The reality is, there is no one magic food you can eat or supplement you can take that can keep you healthy. But how you and your family nourish yourselves every day does have an impact on your immune system.

Instead of focusing on specific foods or pills, adopt these five daily habits that will help you stay at your best NOW–and all year long.

1. Include protein at every meal and snack

Protein-rich foods deliver amino acids to the body. Those are the building blocks to make proteins inside the body, like hormones, enzymes and antibodies. Some protein foods, like beef and chickpeas, also contain zinc, a mineral needed to make t-cells. It’s no wonder that not getting enough protein can weaken the immune system. Are you worried your kids don’t get enough protein? Here are 20 sources (that aren’t meat).

2. Eat a fruit and/or vegetable too

Produce is high in Vitamin C, which plenty of people pop in pill-form to stay healthy. The evidence is mixed on how much straight Vitamin C from a supplement helps. But the perk to getting it from foods (like strawberries, oranges, broccoli, and bell peppers) is that you’re also getting fiber and the disease-fighting compounds naturally found in plant foods.

Be sure to include yellow and orange-hued fruits and veggies too (like carrots, sweet potatoes, and mango) which contain vitamin A, a nutrient that keeps tissues in the mouth, intestines, and respiratory tract healthy.

3. Drink water throughout the day

Water helps carry nutrients throughout the body and is a major component of the lymph system, which transports white blood cells. If your kids aren’t fans of plain water, add a splash of juice, serve sparkling water, or add some fresh fruit (like thinly sliced oranges or a few sliced berries) to their glass. And offer water when they’re really parched, so they associate it with quenching their thirst.

4. Serve yogurt and other fermented foods

A lot of immune cells actually live in the gut, along with trillions of bacteria.
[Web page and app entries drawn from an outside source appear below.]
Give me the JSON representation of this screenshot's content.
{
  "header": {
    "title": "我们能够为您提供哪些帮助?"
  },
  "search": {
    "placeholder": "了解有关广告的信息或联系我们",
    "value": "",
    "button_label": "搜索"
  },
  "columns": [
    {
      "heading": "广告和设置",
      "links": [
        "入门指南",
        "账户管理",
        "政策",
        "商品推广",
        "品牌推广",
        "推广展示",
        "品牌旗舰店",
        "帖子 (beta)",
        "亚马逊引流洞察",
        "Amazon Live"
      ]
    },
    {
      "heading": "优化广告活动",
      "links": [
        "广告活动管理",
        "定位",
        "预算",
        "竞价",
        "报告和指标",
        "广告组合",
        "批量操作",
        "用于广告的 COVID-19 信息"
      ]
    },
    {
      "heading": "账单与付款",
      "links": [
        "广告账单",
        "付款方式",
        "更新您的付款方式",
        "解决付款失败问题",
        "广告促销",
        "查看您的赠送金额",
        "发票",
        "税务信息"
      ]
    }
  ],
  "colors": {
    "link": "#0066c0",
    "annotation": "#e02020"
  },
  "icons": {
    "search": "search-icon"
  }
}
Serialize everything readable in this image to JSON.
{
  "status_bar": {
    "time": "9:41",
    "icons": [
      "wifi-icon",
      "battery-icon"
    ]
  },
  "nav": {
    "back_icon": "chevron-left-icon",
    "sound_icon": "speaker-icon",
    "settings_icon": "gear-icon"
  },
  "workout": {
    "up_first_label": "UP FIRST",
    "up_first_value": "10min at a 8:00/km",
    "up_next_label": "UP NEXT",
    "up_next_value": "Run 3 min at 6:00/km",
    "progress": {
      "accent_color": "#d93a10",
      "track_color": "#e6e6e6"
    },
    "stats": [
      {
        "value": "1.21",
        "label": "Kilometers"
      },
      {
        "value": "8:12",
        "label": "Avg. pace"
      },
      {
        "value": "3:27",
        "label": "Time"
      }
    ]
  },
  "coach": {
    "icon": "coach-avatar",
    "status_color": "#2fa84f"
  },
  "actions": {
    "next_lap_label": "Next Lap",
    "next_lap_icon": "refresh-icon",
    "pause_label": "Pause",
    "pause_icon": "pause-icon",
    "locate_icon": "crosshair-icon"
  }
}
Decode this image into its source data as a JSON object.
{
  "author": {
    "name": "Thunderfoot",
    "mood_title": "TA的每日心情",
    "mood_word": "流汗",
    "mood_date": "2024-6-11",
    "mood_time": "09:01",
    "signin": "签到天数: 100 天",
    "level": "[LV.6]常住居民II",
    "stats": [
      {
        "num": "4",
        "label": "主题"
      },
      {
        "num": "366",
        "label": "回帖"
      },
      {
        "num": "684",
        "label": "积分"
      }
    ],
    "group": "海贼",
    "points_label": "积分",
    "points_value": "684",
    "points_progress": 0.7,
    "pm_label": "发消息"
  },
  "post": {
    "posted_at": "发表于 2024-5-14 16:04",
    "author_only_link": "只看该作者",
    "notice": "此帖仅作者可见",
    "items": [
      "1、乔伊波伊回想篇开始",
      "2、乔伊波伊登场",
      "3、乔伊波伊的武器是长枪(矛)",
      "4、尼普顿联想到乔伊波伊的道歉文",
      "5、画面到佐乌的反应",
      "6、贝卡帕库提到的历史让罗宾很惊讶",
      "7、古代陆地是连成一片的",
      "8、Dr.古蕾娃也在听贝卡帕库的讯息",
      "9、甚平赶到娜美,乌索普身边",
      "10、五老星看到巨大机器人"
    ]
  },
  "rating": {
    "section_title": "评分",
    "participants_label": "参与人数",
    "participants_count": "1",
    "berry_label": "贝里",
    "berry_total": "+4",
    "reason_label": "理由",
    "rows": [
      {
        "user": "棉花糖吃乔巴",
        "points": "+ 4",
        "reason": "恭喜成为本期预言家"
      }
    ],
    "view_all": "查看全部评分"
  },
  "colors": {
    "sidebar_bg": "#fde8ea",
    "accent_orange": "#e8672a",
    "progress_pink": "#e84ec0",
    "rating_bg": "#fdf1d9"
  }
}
Nourishing the gut with lots of “good” bacteria can create a healthier climate, with less room for “bad” bacteria. Beyond yogurt, consider kefir, sauerkraut, miso, and kimchi. Check out these other probiotic-rich foods for a healthy gut.

5. Look beyond salt to season meals

There’s research around certain plant foods that are used to flavor foods, including turmeric, garlic, ginger, and oregano. Some may actually act as anti-microbials, others have potentially strong antioxidant potential (that means they help protect cells from damage). So instead of reaching for the salt shaker to boost flavor, consider using your spice cabinet and pantry more for dried and fresh seasonings to get extra benefits.

Of course, don’t forget the importance of thoroughly washing your hands. Check out this post for other foods to help fight cold and flu season!